Source records below:

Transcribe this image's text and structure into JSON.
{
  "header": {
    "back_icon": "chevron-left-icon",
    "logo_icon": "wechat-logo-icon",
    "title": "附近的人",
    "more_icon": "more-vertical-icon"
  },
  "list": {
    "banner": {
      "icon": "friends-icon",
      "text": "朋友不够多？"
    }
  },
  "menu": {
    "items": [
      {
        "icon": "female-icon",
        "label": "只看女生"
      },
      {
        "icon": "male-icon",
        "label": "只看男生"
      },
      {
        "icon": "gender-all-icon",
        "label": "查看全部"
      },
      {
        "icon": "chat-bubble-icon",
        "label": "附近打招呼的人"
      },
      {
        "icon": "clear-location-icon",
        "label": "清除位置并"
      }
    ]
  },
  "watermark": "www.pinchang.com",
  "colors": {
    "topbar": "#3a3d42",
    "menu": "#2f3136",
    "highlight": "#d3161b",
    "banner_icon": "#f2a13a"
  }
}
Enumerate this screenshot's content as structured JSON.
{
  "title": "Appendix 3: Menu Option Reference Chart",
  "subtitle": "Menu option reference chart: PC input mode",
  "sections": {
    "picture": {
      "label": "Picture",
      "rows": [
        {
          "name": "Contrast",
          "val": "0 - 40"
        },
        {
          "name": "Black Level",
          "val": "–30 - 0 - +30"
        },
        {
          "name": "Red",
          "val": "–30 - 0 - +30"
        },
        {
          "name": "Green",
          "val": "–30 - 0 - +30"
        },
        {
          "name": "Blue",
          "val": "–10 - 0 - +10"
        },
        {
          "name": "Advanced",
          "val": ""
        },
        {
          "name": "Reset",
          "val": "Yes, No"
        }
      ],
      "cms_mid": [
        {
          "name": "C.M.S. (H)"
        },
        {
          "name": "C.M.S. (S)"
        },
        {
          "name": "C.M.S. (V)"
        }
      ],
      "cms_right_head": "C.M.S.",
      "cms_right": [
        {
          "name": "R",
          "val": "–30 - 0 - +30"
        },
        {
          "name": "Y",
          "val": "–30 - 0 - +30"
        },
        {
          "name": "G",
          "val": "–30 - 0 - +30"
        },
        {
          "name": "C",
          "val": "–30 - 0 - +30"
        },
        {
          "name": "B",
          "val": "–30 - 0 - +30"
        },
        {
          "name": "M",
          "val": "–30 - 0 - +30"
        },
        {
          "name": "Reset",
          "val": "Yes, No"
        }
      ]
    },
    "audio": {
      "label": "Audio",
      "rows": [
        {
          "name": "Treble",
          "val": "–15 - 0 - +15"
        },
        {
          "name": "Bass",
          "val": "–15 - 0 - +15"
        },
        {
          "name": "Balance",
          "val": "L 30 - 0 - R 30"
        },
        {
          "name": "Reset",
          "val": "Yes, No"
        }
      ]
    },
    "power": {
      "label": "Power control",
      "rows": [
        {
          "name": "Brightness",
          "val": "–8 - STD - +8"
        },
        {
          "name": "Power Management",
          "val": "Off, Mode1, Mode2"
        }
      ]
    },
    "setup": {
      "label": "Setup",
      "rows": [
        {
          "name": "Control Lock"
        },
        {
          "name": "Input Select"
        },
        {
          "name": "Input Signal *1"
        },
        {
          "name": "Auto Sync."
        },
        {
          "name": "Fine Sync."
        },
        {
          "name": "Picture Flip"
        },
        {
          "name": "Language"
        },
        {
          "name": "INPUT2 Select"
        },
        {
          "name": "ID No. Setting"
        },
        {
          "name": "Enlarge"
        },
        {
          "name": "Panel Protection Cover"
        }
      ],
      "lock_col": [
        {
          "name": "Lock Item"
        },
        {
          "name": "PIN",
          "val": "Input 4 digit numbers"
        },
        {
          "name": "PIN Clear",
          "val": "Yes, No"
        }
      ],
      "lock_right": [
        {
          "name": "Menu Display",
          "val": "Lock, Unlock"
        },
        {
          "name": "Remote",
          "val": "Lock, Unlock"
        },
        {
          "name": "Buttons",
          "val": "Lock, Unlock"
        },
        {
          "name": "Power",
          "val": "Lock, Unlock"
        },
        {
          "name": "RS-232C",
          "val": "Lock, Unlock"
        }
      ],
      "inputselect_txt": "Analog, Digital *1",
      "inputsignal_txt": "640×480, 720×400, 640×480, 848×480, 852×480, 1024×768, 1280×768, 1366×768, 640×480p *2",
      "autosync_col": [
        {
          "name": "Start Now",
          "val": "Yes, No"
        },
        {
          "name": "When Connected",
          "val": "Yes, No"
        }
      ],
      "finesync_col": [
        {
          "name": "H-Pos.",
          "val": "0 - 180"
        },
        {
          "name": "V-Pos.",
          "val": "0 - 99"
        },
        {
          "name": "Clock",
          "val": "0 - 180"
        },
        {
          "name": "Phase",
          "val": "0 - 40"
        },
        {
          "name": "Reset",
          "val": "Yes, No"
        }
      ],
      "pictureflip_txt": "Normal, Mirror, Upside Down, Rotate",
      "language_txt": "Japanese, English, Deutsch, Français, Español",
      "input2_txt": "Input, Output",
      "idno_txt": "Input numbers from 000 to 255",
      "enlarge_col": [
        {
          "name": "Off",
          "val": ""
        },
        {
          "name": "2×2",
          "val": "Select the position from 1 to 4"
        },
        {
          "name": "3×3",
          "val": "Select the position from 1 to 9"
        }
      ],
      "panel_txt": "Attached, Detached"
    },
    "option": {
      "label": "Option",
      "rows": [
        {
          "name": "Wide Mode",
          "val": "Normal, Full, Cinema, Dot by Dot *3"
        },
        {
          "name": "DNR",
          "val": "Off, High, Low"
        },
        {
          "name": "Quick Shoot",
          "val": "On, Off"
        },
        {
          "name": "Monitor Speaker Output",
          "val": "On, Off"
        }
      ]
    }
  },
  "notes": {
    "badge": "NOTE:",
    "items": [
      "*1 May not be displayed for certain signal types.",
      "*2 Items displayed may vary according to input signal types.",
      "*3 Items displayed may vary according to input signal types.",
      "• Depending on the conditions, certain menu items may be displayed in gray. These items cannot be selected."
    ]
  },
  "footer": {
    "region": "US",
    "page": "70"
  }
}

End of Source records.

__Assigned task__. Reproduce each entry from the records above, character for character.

__Task answer__.
Transcribe this image's text and structure into JSON.
{
  "header": {
    "back_icon": "chevron-left-icon",
    "logo_icon": "wechat-logo-icon",
    "title": "附近的人",
    "more_icon": "more-vertical-icon"
  },
  "list": {
    "banner": {
      "icon": "friends-icon",
      "text": "朋友不够多？"
    }
  },
  "menu": {
    "items": [
      {
        "icon": "female-icon",
        "label": "只看女生"
      },
      {
        "icon": "male-icon",
        "label": "只看男生"
      },
      {
        "icon": "gender-all-icon",
        "label": "查看全部"
      },
      {
        "icon": "chat-bubble-icon",
        "label": "附近打招呼的人"
      },
      {
        "icon": "clear-location-icon",
        "label": "清除位置并"
      }
    ]
  },
  "watermark": "www.pinchang.com",
  "colors": {
    "topbar": "#3a3d42",
    "menu": "#2f3136",
    "highlight": "#d3161b",
    "banner_icon": "#f2a13a"
  }
}
Enumerate this screenshot's content as structured JSON.
{
  "title": "Appendix 3: Menu Option Reference Chart",
  "subtitle": "Menu option reference chart: PC input mode",
  "sections": {
    "picture": {
      "label": "Picture",
      "rows": [
        {
          "name": "Contrast",
          "val": "0 - 40"
        },
        {
          "name": "Black Level",
          "val": "–30 - 0 - +30"
        },
        {
          "name": "Red",
          "val": "–30 - 0 - +30"
        },
        {
          "name": "Green",
          "val": "–30 - 0 - +30"
        },
        {
          "name": "Blue",
          "val": "–10 - 0 - +10"
        },
        {
          "name": "Advanced",
          "val": ""
        },
        {
          "name": "Reset",
          "val": "Yes, No"
        }
      ],
      "cms_mid": [
        {
          "name": "C.M.S. (H)"
        },
        {
          "name": "C.M.S. (S)"
        },
        {
          "name": "C.M.S. (V)"
        }
      ],
      "cms_right_head": "C.M.S.",
      "cms_right": [
        {
          "name": "R",
          "val": "–30 - 0 - +30"
        },
        {
          "name": "Y",
          "val": "–30 - 0 - +30"
        },
        {
          "name": "G",
          "val": "–30 - 0 - +30"
        },
        {
          "name": "C",
          "val": "–30 - 0 - +30"
        },
        {
          "name": "B",
          "val": "–30 - 0 - +30"
        },
        {
          "name": "M",
          "val": "–30 - 0 - +30"
        },
        {
          "name": "Reset",
          "val": "Yes, No"
        }
      ]
    },
    "audio": {
      "label": "Audio",
      "rows": [
        {
          "name": "Treble",
          "val": "–15 - 0 - +15"
        },
        {
          "name": "Bass",
          "val": "–15 - 0 - +15"
        },
        {
          "name": "Balance",
          "val": "L 30 - 0 - R 30"
        },
        {
          "name": "Reset",
          "val": "Yes, No"
        }
      ]
    },
    "power": {
      "label": "Power control",
      "rows": [
        {
          "name": "Brightness",
          "val": "–8 - STD - +8"
        },
        {
          "name": "Power Management",
          "val": "Off, Mode1, Mode2"
        }
      ]
    },
    "setup": {
      "label": "Setup",
      "rows": [
        {
          "name": "Control Lock"
        },
        {
          "name": "Input Select"
        },
        {
          "name": "Input Signal *1"
        },
        {
          "name": "Auto Sync."
        },
        {
          "name": "Fine Sync."
        },
        {
          "name": "Picture Flip"
        },
        {
          "name": "Language"
        },
        {
          "name": "INPUT2 Select"
        },
        {
          "name": "ID No. Setting"
        },
        {
          "name": "Enlarge"
        },
        {
          "name": "Panel Protection Cover"
        }
      ],
      "lock_col": [
        {
          "name": "Lock Item"
        },
        {
          "name": "PIN",
          "val": "Input 4 digit numbers"
        },
        {
          "name": "PIN Clear",
          "val": "Yes, No"
        }
      ],
      "lock_right": [
        {
          "name": "Menu Display",
          "val": "Lock, Unlock"
        },
        {
          "name": "Remote",
          "val": "Lock, Unlock"
        },
        {
          "name": "Buttons",
          "val": "Lock, Unlock"
        },
        {
          "name": "Power",
          "val": "Lock, Unlock"
        },
        {
          "name": "RS-232C",
          "val": "Lock, Unlock"
        }
      ],
      "inputselect_txt": "Analog, Digital *1",
      "inputsignal_txt": "640×480, 720×400, 640×480, 848×480, 852×480, 1024×768, 1280×768, 1366×768, 640×480p *2",
      "autosync_col": [
        {
          "name": "Start Now",
          "val": "Yes, No"
        },
        {
          "name": "When Connected",
          "val": "Yes, No"
        }
      ],
      "finesync_col": [
        {
          "name": "H-Pos.",
          "val": "0 - 180"
        },
        {
          "name": "V-Pos.",
          "val": "0 - 99"
        },
        {
          "name": "Clock",
          "val": "0 - 180"
        },
        {
          "name": "Phase",
          "val": "0 - 40"
        },
        {
          "name": "Reset",
          "val": "Yes, No"
        }
      ],
      "pictureflip_txt": "Normal, Mirror, Upside Down, Rotate",
      "language_txt": "Japanese, English, Deutsch, Français, Español",
      "input2_txt": "Input, Output",
      "idno_txt": "Input numbers from 000 to 255",
      "enlarge_col": [
        {
          "name": "Off",
          "val": ""
        },
        {
          "name": "2×2",
          "val": "Select the position from 1 to 4"
        },
        {
          "name": "3×3",
          "val": "Select the position from 1 to 9"
        }
      ],
      "panel_txt": "Attached, Detached"
    },
    "option": {
      "label": "Option",
      "rows": [
        {
          "name": "Wide Mode",
          "val": "Normal, Full, Cinema, Dot by Dot *3"
        },
        {
          "name": "DNR",
          "val": "Off, High, Low"
        },
        {
          "name": "Quick Shoot",
          "val": "On, Off"
        },
        {
          "name": "Monitor Speaker Output",
          "val": "On, Off"
        }
      ]
    }
  },
  "notes": {
    "badge": "NOTE:",
    "items": [
      "*1 May not be displayed for certain signal types.",
      "*2 Items displayed may vary according to input signal types.",
      "*3 Items displayed may vary according to input signal types.",
      "• Depending on the conditions, certain menu items may be displayed in gray. These items cannot be selected."
    ]
  },
  "footer": {
    "region": "US",
    "page": "70"
  }
}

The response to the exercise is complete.